Items from a data source
***
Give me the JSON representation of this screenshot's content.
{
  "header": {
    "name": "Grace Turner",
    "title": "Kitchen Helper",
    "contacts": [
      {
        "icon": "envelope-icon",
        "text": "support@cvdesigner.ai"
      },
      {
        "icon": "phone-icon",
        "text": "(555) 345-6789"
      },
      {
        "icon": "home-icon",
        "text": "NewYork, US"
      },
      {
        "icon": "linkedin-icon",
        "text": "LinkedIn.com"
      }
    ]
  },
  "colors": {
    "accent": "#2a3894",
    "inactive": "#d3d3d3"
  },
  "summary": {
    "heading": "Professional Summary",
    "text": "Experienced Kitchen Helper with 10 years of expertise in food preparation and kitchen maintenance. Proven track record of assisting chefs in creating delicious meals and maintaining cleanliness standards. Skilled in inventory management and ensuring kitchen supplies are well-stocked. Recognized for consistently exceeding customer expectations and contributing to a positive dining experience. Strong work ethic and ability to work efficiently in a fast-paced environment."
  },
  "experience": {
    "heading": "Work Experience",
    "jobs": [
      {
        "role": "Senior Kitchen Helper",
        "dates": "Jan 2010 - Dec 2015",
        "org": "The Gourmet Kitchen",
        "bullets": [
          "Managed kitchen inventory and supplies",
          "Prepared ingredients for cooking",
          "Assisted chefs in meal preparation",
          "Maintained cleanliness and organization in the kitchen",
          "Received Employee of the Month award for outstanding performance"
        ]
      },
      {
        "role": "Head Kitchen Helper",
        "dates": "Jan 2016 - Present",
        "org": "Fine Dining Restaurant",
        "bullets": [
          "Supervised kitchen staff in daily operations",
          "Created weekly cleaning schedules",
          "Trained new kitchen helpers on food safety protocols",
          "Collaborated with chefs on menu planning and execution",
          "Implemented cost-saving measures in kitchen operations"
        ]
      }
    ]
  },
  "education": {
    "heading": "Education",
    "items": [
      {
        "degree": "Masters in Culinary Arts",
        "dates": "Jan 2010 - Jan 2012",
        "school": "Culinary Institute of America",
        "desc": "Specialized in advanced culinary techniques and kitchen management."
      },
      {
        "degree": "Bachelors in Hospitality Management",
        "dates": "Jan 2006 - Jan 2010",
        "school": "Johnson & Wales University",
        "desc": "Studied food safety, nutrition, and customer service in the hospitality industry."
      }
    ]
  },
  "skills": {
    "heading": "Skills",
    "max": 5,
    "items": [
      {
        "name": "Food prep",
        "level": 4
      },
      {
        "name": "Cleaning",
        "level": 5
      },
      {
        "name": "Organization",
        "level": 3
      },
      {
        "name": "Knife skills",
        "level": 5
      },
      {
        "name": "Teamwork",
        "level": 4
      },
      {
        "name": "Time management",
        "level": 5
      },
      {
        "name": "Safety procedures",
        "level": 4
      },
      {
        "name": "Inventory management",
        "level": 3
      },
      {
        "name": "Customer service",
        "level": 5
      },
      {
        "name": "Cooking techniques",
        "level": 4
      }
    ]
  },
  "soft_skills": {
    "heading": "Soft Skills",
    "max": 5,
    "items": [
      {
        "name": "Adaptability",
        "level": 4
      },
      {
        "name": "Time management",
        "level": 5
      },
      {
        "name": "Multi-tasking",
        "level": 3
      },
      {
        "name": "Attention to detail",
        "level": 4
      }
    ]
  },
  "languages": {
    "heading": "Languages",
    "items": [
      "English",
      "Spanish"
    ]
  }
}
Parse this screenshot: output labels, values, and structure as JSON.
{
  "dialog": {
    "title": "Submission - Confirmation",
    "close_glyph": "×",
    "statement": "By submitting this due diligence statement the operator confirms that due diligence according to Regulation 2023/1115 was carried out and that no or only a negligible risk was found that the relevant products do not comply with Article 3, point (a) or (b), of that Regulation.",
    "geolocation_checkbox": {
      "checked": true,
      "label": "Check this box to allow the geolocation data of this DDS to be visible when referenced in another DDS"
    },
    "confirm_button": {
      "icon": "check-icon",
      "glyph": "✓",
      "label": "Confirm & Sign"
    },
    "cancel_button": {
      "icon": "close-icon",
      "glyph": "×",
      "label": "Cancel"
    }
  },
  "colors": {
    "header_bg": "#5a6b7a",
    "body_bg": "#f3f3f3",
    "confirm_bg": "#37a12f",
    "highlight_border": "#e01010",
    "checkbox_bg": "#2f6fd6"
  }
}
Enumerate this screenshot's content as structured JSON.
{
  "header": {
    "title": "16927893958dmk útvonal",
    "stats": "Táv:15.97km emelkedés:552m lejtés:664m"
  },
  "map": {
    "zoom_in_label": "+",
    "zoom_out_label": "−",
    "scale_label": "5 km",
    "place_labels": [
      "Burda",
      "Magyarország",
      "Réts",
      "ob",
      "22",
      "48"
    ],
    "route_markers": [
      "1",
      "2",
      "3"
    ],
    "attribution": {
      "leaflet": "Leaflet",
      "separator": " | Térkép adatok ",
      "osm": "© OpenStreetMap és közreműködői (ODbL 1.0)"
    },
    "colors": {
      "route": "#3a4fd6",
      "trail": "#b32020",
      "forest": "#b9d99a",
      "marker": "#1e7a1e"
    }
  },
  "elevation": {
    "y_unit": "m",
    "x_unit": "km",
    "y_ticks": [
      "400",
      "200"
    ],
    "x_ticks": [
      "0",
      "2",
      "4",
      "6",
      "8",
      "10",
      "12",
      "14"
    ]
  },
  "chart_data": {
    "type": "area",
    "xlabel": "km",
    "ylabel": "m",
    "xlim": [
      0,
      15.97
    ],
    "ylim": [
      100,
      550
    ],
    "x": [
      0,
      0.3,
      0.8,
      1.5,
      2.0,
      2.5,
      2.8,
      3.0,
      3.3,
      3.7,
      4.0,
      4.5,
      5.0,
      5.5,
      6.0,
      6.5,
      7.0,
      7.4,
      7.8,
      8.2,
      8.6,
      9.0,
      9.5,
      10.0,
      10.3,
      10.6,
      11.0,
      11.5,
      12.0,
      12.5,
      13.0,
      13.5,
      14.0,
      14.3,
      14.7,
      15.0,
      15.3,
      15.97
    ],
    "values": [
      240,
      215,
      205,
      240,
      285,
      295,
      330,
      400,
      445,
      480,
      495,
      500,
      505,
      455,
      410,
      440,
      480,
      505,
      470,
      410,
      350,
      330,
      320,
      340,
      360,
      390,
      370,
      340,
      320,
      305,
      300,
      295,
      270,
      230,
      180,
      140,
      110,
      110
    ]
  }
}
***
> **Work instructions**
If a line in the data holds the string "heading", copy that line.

> **Final answer**
    "heading": "Professional Summary",
    "heading": "Work Experience",
    "heading": "Education",
    "heading": "Skills",
    "heading": "Soft Skills",
    "heading": "Languages",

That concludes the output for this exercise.